As the winter draws to an end and we get closer to pitchers and catchers reporting, the Baltimore Orioles have yet to fill the role of their designated hitter, a spot left vacant when the club opted not to offer Vladimir Guerrero arbitration.
Obviously there’s still the ability to sign a DH-type player such as Hideki Matsui, Carlos Pena or Johnny Damon, but according to Buster Olney and MLB Trade Rumors, they don’t seem too high on the idea. If that’s really the case and the Orioles fill the job in-house by using the DH-by-committee approach, then that fact coupled with the recent Nick Markakis abdominal surgery opens the door for a very interesting late round sleeper pick — Matt Angle.
The 26-year-old Angle has a prime opportunity in front of him to make an immediate impact with both the Orioles and your fantasy team this season. With Markakis’ Opening Day status now in doubt, the O’s will use the collective group of Angle, Endy Chavez, Jai Miller, and Nolan Reimold to fill in the blanks of left and right field and the DH slot. The O’s like Reimold and he should be given one of those spots fairly regularly so long as he doesn’t totally bomb coming out of the gate. But that still leaves two possible openings.
Miller will warrant consideration, but the 27-year-old who was just DFA’d by the hapless A’s (and then flipped to Baltimore for cash considerations) has a long way to go. Sure, he’s got strong power potential — he hit 32 HR last year in Triple-A — but he also whiffed 37.7% of the time. In fact, his K% hasn’t been under 30% since 2009. He’s shown he can draw a walk some of the time, but don’t the O’s have enough of that big power/big whiffs capability in Mark Reynolds and Chris Davis?
Then there’s good ol’ Chavez — he’ll be 34 years old come February, is a good defensive outfielder, but is light on both power and speed. Maybe at one point he was a solid option for a good stretch of time, but with a career .313 OBP and very little to contribute offensively, he’s not the type of guy Buck Showalter wants in the lineup every day. He’s not the type of guy anyone wants in the lineup everyday.
Angle, who in addition to playing the outfield also spent this winter learning second base at the O’s instructional camp, presents the best possibility amongst the remaining three to stick around long term. He’s just entering his prime right now, has posted solid OBP totals throughout his time in the minors, and shows exceptional speed and sensibility on the bases (82.9 SB% which includes a 10-for-11 in his short stint in the majors last year). His speed helps his range in the outfield and he has a fairly decent arm. And given the injuries that have hit Brian Roberts in the past, Angle’s new-found ability to play second gives him that super-utility quality that managers love.

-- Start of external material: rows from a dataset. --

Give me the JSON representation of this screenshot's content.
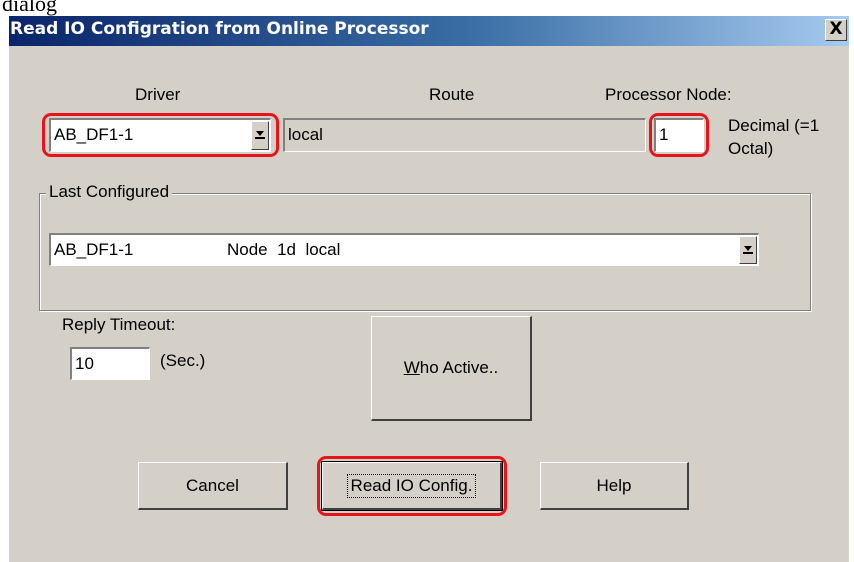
{
  "background_caption": "dialog",
  "window": {
    "title": "Read IO Configration from Online Processor",
    "close_glyph": "X"
  },
  "driver": {
    "label": "Driver",
    "value": "AB_DF1-1",
    "dropdown_icon": "chevron-down-icon"
  },
  "route": {
    "label": "Route",
    "value": "local"
  },
  "processor_node": {
    "label": "Processor Node:",
    "value": "1",
    "note_line1": "Decimal (=1",
    "note_line2": "Octal)"
  },
  "last_configured": {
    "legend": "Last Configured",
    "value_driver": "AB_DF1-1",
    "value_node": "Node  1d  local"
  },
  "reply_timeout": {
    "label": "Reply Timeout:",
    "value": "10",
    "unit": "(Sec.)"
  },
  "buttons": {
    "who_active_mnemonic": "W",
    "who_active_rest": "ho Active..",
    "cancel": "Cancel",
    "read_io_config": "Read IO Config.",
    "help": "Help"
  },
  "highlight_color": "#e8141c"
}
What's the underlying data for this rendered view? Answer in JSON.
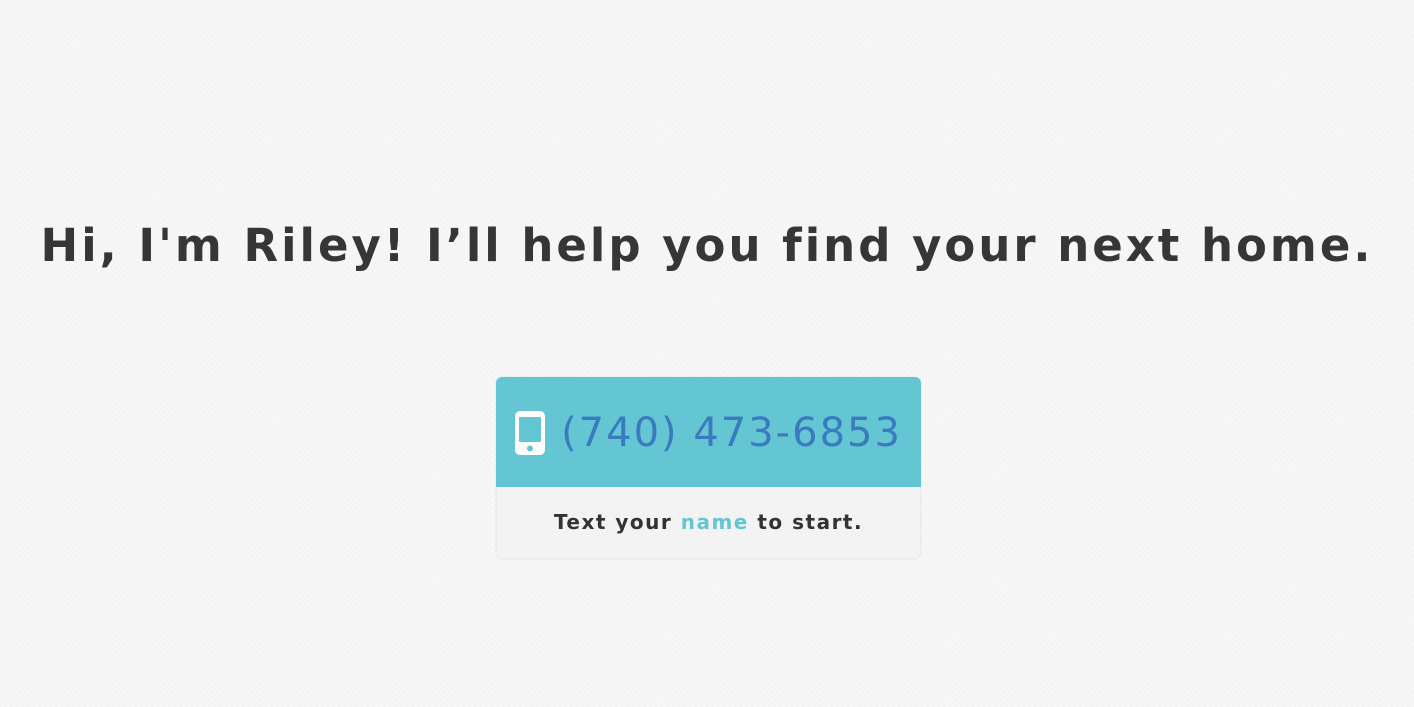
{
  "headline": "Hi, I'm Riley! I’ll help you find your next home.",
  "contact": {
    "icon": "mobile-phone-icon",
    "phone_number": "(740) 473-6853"
  },
  "instruction": {
    "prefix": "Text your ",
    "highlight": "name",
    "suffix": " to start."
  },
  "colors": {
    "accent": "#63c6d2",
    "phone_text": "#3a7bbf",
    "headline_text": "#363636",
    "panel_background": "#f3f3f3",
    "page_background": "#f7f7f7"
  }
}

The speed also works to Angle’s advantage given the current make-up of the Orioles’ lineup. Adam Jones may have 20 SB potential if he can just lick the injury bug that always seems to bite him throughout the year, but outside of that and a declining Roberts, the O’s don’t have much in the way of speed. Angle could easily fill that void.
Keep an eye on the Oriole’s camp this spring as this situation probably won’t be fully resolved until closer to the start of the season. Watch how Showalter mixes around his lineups and split squads. With potential multi-positional eligibility and good speed, Angle just might be a great late round steal this season.